“We need to eat less meat, we need to drive less and we need to vote and we need to have conversations about [climate change].”

Baute documented his experiences and will be posting his videos on his Youtube channel with the same name.

Get local stories you won't find anywhere else right to your inbox.
Sign up here

Just Posted

The third photograph of Robert Johnson

An old photograph comes to light — a reminder that mythology is real and the past is still alive

East Kootenay snow packs still moderately high

EK snow packs at 114 per cent of normal

City launches guide to help simplify development processes

A new guide that provides information and background on development applications and… Continue reading

A second wave of COVID-19 is probable, if history tells us anything

B.C.’s top doctor says that what health officials have learned this round will guide response in future

Car stolen from Cranbrook airport

Cranbrook RCMP are investigating a report of a stolen vehicle. The 2020… Continue reading

LIVE: Procession to honour Snowbirds Capt. Jennifer Casey comes to Halifax

Snowbirds service member died in a crash in Kamloops one week ago

RCMP facing ‘systemic sustainability challenges’ due to provincial policing role

Provinces, territories and municipalities pay anywhere from 70 to 90 per cent of the cost of the RCMP’s services

One man dead after standoff with Chilliwack RCMP

The Independent Investigations Office of B.C. is investigating the RCMP’s role in the death

B.C. employers worry about safety, cash flow, second wave in COVID-19 restart

A survey found 75 per cent of businesses worry about attracting customers

Introducing the West Coast Traveller: A voyage of the mind

Top armchair travel content for Alaska, Yukon, BC, Alberta, Washington, Oregon and California!

Ex-BC Greens leader Andrew Weaver says province came close to early election

Disagreement centred on the LNG Canada project in northern B.C.

Canada’s NHL teams offer options to season-ticket holders

Canadian teams are offering refunds, but also are pushing a number of incentives to let them keep the money

B.C. premier says lessons to learn from past racism during response to pandemic

B.C. formally apologized in the legislature chamber in 2008 for its role in the Komagata Maru tragedy
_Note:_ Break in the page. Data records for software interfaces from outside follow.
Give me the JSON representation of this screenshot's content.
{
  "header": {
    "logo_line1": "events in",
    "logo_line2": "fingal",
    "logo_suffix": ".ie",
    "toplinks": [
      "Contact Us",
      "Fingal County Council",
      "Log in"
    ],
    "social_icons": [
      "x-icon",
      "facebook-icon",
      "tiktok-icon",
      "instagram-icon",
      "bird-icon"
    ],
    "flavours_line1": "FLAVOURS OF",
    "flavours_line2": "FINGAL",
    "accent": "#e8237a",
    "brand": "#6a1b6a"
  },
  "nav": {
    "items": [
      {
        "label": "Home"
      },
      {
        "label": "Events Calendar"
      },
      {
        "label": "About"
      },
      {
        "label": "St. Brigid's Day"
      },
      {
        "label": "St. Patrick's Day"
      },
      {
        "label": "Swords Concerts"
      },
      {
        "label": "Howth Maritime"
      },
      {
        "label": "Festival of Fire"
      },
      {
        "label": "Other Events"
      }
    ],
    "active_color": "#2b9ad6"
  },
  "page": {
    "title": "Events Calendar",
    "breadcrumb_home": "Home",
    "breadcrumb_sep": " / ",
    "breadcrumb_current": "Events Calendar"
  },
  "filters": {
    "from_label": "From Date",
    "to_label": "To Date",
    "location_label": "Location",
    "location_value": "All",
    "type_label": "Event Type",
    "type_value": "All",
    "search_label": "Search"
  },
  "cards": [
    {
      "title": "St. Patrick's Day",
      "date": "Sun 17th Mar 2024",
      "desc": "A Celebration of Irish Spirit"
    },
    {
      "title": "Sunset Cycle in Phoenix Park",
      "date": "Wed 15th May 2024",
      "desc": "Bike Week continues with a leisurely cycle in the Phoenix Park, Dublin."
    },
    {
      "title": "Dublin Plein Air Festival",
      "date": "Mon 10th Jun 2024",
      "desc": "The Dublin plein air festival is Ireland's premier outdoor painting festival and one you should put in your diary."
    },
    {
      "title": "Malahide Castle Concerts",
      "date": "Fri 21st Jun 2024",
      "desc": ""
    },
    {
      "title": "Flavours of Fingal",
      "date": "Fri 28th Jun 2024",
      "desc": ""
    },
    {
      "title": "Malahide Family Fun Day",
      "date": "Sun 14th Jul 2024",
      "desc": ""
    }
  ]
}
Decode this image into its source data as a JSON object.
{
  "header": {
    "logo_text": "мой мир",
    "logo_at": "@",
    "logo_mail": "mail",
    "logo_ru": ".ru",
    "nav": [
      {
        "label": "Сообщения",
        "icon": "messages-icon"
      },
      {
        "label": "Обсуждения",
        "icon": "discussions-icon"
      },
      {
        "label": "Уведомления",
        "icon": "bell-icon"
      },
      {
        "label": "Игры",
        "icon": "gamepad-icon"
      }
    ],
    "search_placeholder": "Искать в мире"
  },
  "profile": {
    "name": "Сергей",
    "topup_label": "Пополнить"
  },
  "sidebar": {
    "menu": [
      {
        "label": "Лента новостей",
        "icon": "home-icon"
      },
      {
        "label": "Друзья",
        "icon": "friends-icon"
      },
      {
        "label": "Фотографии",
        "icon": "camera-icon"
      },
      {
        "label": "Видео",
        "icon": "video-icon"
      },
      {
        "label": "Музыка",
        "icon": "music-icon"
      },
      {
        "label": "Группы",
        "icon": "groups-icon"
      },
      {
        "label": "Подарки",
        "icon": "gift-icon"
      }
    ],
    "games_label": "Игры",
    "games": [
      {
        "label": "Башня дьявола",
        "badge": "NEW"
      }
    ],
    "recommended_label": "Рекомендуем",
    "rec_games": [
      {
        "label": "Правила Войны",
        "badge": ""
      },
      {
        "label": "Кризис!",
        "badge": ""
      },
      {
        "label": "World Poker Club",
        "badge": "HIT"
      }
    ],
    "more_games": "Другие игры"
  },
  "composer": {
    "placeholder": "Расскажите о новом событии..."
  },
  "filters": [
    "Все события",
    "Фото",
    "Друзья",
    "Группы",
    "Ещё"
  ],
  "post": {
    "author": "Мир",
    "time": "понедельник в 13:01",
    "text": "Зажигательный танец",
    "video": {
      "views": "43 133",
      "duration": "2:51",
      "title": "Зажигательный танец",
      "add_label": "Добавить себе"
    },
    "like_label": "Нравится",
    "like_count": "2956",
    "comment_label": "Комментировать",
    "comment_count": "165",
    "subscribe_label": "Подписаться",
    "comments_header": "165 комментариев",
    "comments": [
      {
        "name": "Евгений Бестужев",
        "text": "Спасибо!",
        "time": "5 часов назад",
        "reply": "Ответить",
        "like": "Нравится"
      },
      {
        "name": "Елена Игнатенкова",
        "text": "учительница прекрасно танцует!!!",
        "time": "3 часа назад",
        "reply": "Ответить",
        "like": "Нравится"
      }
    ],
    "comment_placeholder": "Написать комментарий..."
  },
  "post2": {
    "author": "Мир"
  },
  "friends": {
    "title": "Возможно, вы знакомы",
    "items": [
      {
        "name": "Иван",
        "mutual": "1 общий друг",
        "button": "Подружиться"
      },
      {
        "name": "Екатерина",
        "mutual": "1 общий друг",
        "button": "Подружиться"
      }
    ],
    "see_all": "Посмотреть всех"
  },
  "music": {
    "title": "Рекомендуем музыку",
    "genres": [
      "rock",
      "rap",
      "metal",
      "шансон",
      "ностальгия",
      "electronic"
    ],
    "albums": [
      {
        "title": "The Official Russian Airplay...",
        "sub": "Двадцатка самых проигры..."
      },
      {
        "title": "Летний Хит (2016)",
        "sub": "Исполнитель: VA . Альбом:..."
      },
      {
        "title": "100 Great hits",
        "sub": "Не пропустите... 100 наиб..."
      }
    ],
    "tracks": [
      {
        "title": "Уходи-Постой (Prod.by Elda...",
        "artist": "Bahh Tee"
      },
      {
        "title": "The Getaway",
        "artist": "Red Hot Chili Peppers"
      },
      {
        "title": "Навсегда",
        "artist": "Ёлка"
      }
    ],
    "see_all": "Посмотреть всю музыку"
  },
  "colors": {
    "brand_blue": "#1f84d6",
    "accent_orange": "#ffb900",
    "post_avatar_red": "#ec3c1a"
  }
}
Snowbirds to remain at Kamloops Airport indefinitely after fatal crash

small contingent of the Snowbirds team is staying in Kamloops, acting as stewards of the jets

Most Read